The Lovely Bones


Saoirse Ronan as Susie Salmon
Mark Wahlberg as Jack Salmon
Rachel Weisz as Abigail Salmon
Stanley Tucci as George Harvey
Susan Sarandon as Grandma Lynn
Rose McIver as Lindsey Salmon
Jake Abel as Brian Nelson
Thomas McCarthy as Principal Caden
Michael Imperioli as Len Fenerman
Amanda Michalka as Clarissa
Reece Ritchie as Ray Singh

It takes a really talented director to make a film about the afterlife, even when working off the bones of another work. It’s all too easy to fall into easy spiritualism and empty, banal rhetoric. Or worse, to give way to every fantastic set piece he ever dreamed up in one big, overdone mess.

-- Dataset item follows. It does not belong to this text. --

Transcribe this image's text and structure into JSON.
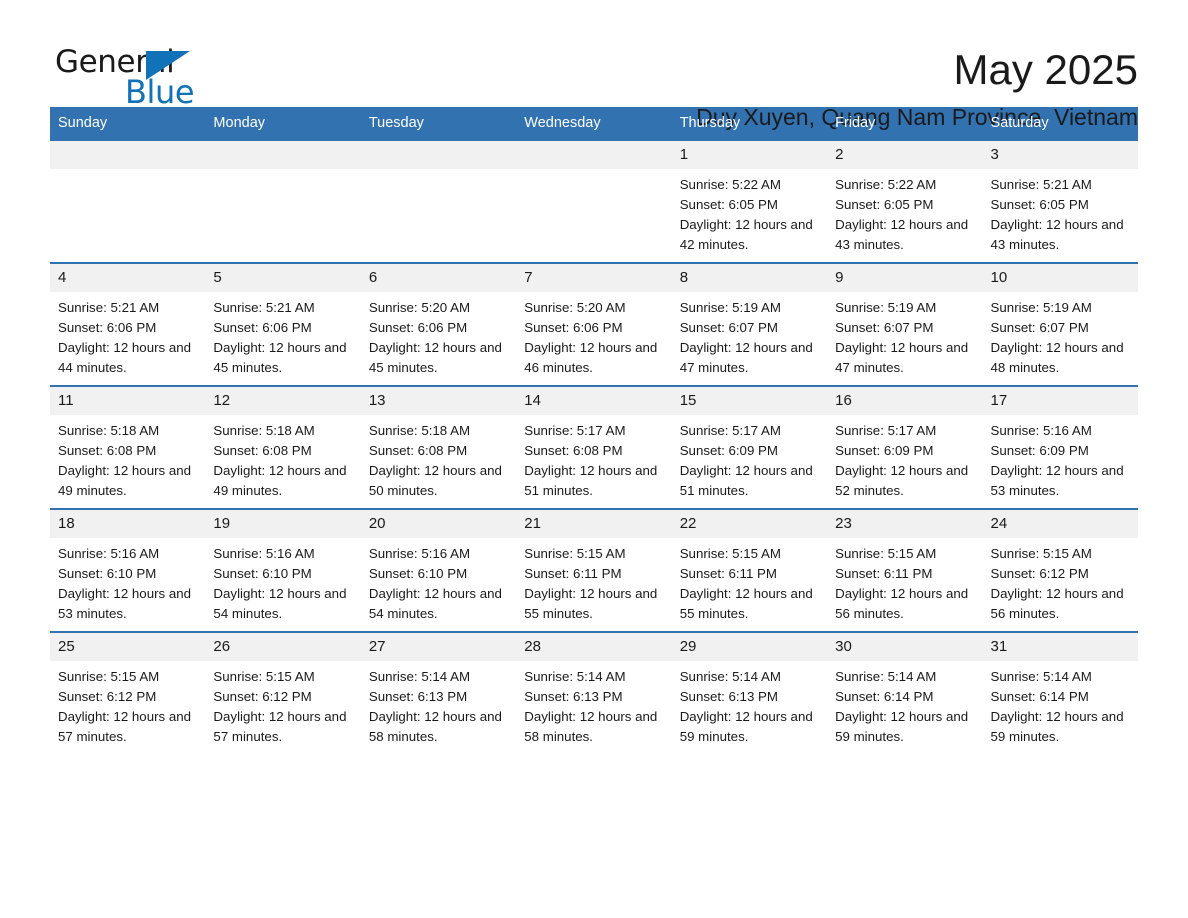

God knows, Peter Jackson (“The Lord of the Rings”) is a talented director, and his adaptation of Alice Seybold’s “The Lovely Bones” manages the tricky task of sidestepping most of those risks while simultaneously embracing them. The end result is a character study masquerading as a story about life after death (or vice versa) that could easily leave some people feeling unsatisfied. But keep heart, it’s better than it might seem at first glance.

When 14-year-old Susie Salmon (Saoirse Ronan) falls victim to a serial killer (Stanley Tucci) with a thing for young girls, she finds herself trapped in a form of limbo, unable to move on and unable to stop watching the lives of her family and friends as they continue on without her.

Even though a crime is at the heart of “The Lovely Bones,” it is not a mystery or crime story; it begins with the crime and the nature of it is never in question and while that fact is played for tension here and there it’s not really what the film is about.

Crime films generally focus on death and/or punishment and while “The Lovely Bones” considers those, it’s got bigger fish to fry. It’s about life after death, literally. What happens to someone when they die – to them, to us, to the world around.

Susie is dead but she’s unable to let go of her life, stuck in a world that mutates to her subconscious, both protecting her from and drawing her inevitably towards the truth of what has happened to her. She’s undergoing the universe’s worse case of denial.

More interesting are her living family, who must first come to grips with what’s happened to her and then try and move on with their lives, always wondering how, how is that possible when facing such loss. As beautiful and imaginative the afterlife aspects of the “The Lovely Bones” are, it’s the family that’s the real heart of the film.

The thing that has always separated Jackson from a lot of his other big-budget adventure brethren is his attention to and ability with his actors and “The Lovely Bones” is no different. Saoirse Ronan is as empathetic and expressive as she was in her Oscar-nominated turn in “Atonement,” at least in the opening 20 minutes as we get the last brief glimpse of her real life, and the moments leading up to her murder.

And Mark Wahlberg is probably the best he’s been since “Boogie Nights” as he gradually falls apart under the strain of his daughter’s fate. He holds the film together in the way Jack Salmon is unable to as he starts his own mis-guided attempt to find his daughter’s killer.

But that’s where Jackson’s particular idiosyncrasies get the better of him. He’s always been drawn to darker material–he started his career as a gore horror director after all–and that’s no different here. Despite the best moments of the film residing with the disintegrating Salmons, Jackson can’t seem to stay away from Susie’s killer. It is an interesting side, how death affects the ones who cause it, but it feels like he’s dwelling a bit, and it’s more of a distraction than it needs to be. It takes time away from other family members, particularly mom Abigail (Rachel Weisz) who is so important thematically but hardly ever around. The performances are great, don’t get me wrong, but often ill-placed.

A lot of the film is left behind to make room for some splendid visual moments in Susie’s afterlife. Early on, as she explores her world, it is quite fantastic, with a few virtuoso moments of visual imagination. Like Brian Eno’s atmospheric score, it’s flashy without being flashy, and that is hard to do.

But it also feels a little bit for naught. There is a balancing act going on between the two worlds – without the family the afterlife would be oppressively upbeat and without the afterlife the family would be hopelessly dreary. It doesn’t work quite as well as it could but there’s quite a bit there to be grateful for, and it does get better with repeat viewings, once the pitfalls are out of the way and you can concentrate on its strengths.

In the end, “The Lovely Bones” is probably a much better idea for a book than it is a movie, but it’s still a very good one, and those don’t come along too often.